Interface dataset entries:
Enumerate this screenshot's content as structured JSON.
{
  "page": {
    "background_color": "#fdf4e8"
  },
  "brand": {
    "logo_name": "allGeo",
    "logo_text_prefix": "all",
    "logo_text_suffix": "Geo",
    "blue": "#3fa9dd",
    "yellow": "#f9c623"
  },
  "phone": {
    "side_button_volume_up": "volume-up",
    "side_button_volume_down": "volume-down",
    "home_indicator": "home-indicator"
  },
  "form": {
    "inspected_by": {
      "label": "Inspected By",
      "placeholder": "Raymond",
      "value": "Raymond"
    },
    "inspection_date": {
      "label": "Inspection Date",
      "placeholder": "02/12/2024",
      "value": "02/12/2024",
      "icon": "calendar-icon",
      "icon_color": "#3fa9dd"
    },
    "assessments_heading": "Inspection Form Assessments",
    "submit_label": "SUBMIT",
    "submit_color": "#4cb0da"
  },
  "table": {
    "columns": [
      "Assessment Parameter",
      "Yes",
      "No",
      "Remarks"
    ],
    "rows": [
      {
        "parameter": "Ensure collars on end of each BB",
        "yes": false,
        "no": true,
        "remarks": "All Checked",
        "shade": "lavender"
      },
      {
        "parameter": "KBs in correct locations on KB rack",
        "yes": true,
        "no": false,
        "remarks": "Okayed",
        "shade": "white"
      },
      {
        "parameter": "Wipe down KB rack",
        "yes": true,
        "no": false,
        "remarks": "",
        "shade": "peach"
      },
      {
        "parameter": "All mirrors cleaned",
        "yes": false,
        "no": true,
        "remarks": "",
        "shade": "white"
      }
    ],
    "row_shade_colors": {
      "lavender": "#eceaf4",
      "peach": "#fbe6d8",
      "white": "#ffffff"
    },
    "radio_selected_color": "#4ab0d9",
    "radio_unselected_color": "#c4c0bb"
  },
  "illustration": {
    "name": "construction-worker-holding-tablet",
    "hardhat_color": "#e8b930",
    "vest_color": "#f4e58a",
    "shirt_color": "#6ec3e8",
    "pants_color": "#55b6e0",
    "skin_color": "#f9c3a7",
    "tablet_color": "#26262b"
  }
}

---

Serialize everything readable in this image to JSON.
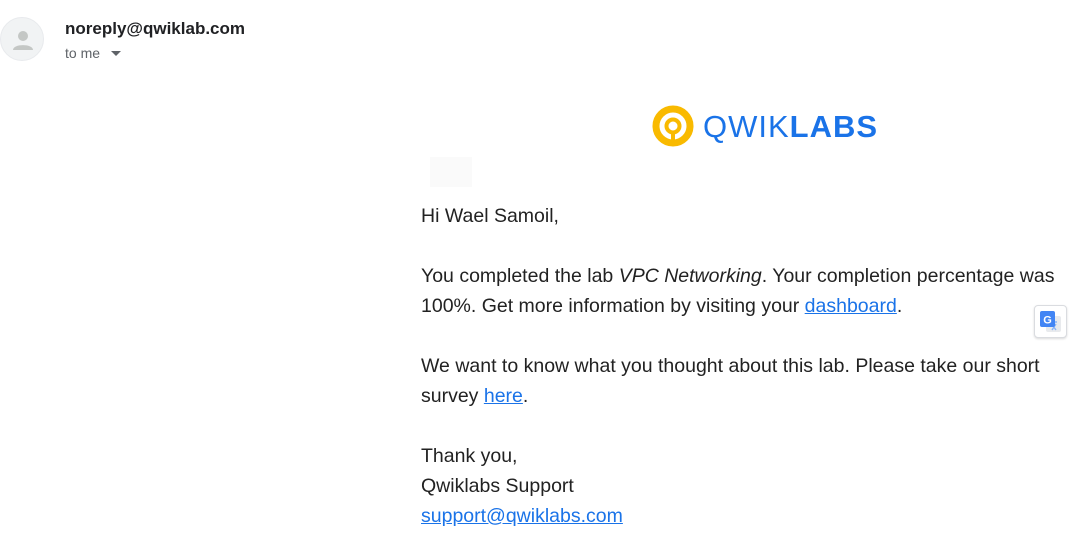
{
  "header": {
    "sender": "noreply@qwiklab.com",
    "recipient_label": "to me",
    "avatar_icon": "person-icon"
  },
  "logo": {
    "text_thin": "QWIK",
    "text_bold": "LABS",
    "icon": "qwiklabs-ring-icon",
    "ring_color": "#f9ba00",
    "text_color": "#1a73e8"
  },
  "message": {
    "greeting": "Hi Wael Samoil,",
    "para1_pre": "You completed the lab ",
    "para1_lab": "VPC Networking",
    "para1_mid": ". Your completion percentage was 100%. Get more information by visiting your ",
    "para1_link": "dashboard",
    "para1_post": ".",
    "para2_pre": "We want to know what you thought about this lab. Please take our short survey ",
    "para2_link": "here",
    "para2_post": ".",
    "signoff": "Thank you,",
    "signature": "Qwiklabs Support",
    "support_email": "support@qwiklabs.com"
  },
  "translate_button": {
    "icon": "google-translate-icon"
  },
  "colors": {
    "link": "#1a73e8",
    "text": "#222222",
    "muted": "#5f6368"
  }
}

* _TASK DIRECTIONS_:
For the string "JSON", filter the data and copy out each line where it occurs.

* _ANSWER SPACE_:
Enumerate this screenshot's content as structured JSON.
Serialize everything readable in this image to JSON.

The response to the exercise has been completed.